You will never stop people taking drugs. Far better it was within a safe, regulated context, where people could exercise their individual freedom (or stupidity) at will.

– Andrew N.

The War on Drugs is and was a failure. Legalizing drugs will stop the drug lords and the smuggling and murdering. The dirty drug money has corrupted many on both sides of any border. Those that use drugs now illegally will continue; those who do not would more than likely not. All the “war on” wars were phony wars and caused more problems than they solved. Just examine the facts and draw logical conclusions, which is what I believe Mr. Casey is doing.

Take the War on Terror. How do you define a win? When will terror end? I think about the same time our star, the sun, burns itself out. Especially when we drone kill innocent people and call it collateral damage. Kill any of my family that way and you have just created a new terrorist determined to get even: me. If we peel back to the truth far enough, we will be able to just follow the money, as usual. It would be better to focus on drugs that are put into items legally to “hook” users. Nicotine is well known as one of those substances.
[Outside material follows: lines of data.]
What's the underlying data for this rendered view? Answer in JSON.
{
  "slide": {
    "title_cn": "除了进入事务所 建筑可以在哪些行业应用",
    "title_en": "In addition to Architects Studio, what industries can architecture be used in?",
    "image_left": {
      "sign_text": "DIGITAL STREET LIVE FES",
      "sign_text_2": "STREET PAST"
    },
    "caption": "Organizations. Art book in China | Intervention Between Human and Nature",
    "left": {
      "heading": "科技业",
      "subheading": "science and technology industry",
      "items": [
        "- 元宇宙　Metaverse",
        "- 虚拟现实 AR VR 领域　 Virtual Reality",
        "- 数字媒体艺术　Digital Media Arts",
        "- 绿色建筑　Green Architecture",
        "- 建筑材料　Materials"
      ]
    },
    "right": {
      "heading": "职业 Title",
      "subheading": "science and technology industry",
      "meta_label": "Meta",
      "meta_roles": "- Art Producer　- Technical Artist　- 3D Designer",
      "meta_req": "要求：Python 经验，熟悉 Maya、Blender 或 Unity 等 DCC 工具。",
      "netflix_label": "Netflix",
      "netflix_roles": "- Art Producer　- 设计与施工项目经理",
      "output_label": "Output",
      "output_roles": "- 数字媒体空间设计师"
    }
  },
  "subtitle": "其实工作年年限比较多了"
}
– Bernard B.

Do you agree with Andrew N. that it’s better to let people “exercise their individual freedom (or stupidity) at will” within a regulated context? Will legalizing drugs stop drug lords from smuggling and murdering, like Bernard B. says?

Or do you have a different view? Don’t hold back. Tell us what we’re missing at [email protected].



Chris Lowe
January 15, 2019
Dublin, Ireland